On the surface, Cyndi Lauper hasn't changed that much since 1983, when her debut album catapulted her to fame next to other then-newbies Madonna and Prince: She still has a larger than life New York personality, a skewed fashion sense and a powerful operatic voice. Her old songs are still fresh, mostly because she has not lost enthusiasm for them. She is clearly having fun with her life and her music. Behind the gloss, however, the older (forty-nine) and wiser Lauper is poised to stay relevant, even if the general public views her as an amusing relic.
Heading this effort is Shine, a lively, independently-produced EP that contains a microcosm of past Lauperisms. There is the ovaries-out title track -- used as a set opener -- that allows her to sing at the top of her lungs, tear around the stage and affirm life. The buoyant and punky "It's Hard to Be Me" fits neatly in a 1980s slipper, while the slinky "Madonna Whore" has a modern don't-fence-me-in theme. The ballad "Water's Edge" rounds out the set.

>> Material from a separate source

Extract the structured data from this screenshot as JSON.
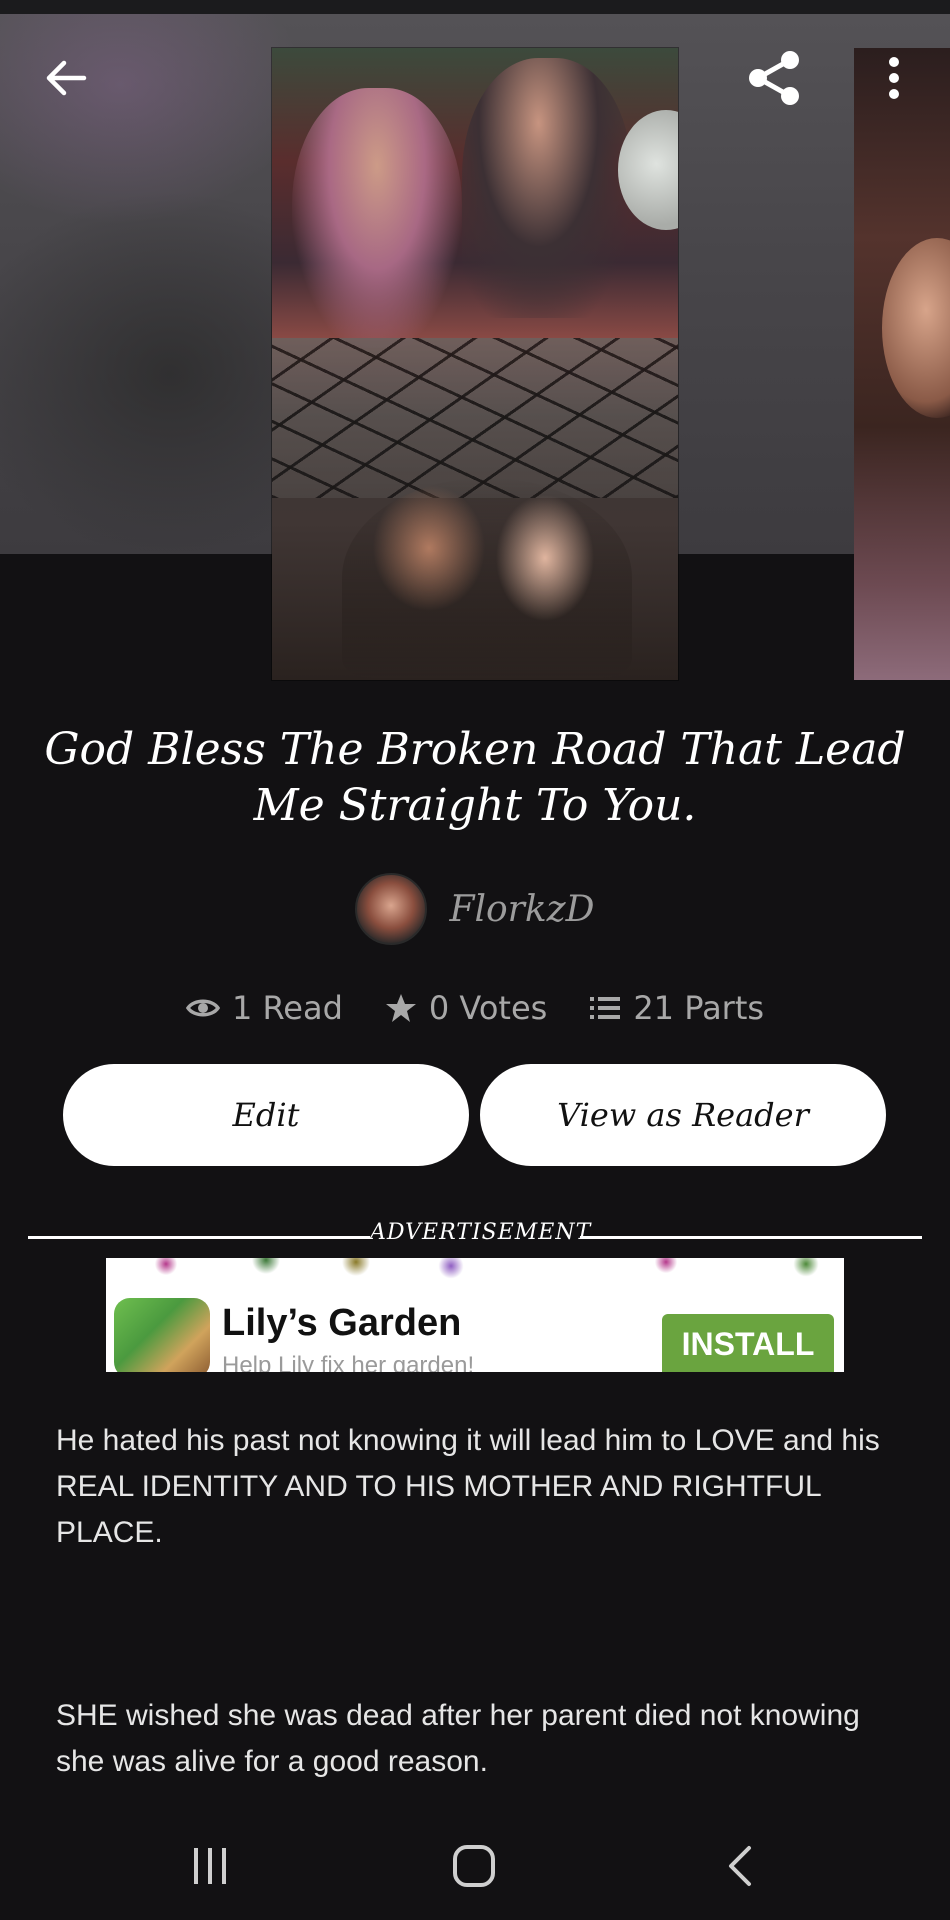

Currently Lauper is opening for Cher's "Farewell Tour" through December, playing most of Shine and a smattering of her best and best-known songs. The Shine available through retail and sold through her Web site (www.cyndilauper.com) is something less than what it once was. In a perfect world, it would have continued the creative arc of 1992's Hat Full of Stars and 1997's Sisters of Avalon. Both were skilled, experimental albums that pushed the limits of her talent, logical progressions from her chock-full-of-hits 1984 debut, She's So Unusual. But, according to Lauper, these later efforts were too, well, unusual, for her record company, Sony/Epic.

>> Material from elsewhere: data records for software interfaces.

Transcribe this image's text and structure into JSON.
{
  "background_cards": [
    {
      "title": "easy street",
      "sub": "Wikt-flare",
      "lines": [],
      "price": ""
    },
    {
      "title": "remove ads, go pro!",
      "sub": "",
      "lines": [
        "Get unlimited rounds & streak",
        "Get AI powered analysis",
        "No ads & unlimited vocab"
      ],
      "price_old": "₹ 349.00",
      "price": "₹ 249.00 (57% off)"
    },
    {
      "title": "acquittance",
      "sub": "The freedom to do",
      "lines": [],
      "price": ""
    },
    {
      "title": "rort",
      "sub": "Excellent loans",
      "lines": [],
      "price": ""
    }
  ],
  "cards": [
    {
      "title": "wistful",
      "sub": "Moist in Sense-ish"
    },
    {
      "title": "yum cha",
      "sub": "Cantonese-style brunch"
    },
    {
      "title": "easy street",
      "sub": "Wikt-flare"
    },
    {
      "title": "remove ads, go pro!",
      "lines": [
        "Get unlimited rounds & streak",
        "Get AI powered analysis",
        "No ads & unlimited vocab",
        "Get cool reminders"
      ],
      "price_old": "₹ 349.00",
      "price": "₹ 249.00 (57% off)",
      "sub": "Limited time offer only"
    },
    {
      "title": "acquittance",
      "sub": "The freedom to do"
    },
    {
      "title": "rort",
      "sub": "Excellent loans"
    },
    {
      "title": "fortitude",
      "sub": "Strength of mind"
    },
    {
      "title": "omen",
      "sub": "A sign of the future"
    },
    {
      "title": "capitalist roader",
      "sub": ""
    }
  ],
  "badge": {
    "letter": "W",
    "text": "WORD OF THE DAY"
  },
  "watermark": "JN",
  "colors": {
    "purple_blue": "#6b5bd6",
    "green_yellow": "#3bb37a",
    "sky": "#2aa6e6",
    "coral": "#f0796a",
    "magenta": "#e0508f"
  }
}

"I thought [Sisters of Avalon] was a great record, but my record company had issues," she says. "I was out there touring, pregnant, opening for Tina Turner. Tina was on Virgin at the time, and their people felt so sorry for me they helped with my promotion."
When the tour ended Lauper asked to be released from her contract. Sony agreed, but only if she recorded a Christmas album. "I went along with that, because it was something I wanted to do anyway," she says. "And I did everything right. I opened the lighting of the tree at Rockefeller Center. I did Rosie, did Letterman, but people still couldn't get the records. They were promoting someone else that year. Maybe they didn't like the idea that I called it Merry Christmas -- Have a Nice Life!"
Lauper admits that some of her record company problems originate from her own lack of diplomacy. "Whenever I'm talking to someone important there's always a moment where the other people in the room choke on their food because of something I said."
Released from Sony, she recorded the full-length Shine, which was set for release last year on Edel Records, but Edel went under before the album came out, and Lauper began looking for alternatives. Surprisingly, she'd play the new songs and audiences started singing along, prompting her to put something out for the fans.
"I didn't want to shoot my whole wad, but wanted to put something out and picked the ones that people were singing along with," she says. "Although I have no idea how they heard them in the first place."
While Lauper attempts to find the complete Shine a home, she admits it's somewhat outdated. Written and recorded before last September's terrorist attacks, the album is "very 2001, which is not where I am anymore." As a result, there is an entire second album in the can, but there are no concrete plans for its release.
But in the battle of Lauper versus the suits, the odds are good. "The gatekeepers will come and go," she says. "But I'll always be here. I know how to sing. I know how to write. When I was a little kid I could always win anybody over by singing. When I thought my house was haunted I figured that if I could sing a song and charm the ghosts they wouldn't kill me. And it must have worked . . . I'm still here."
To read the new issue of Rolling Stone online, plus the entire RS archive: Click Here
Picks From Around the Web
blog comments powered by Disqus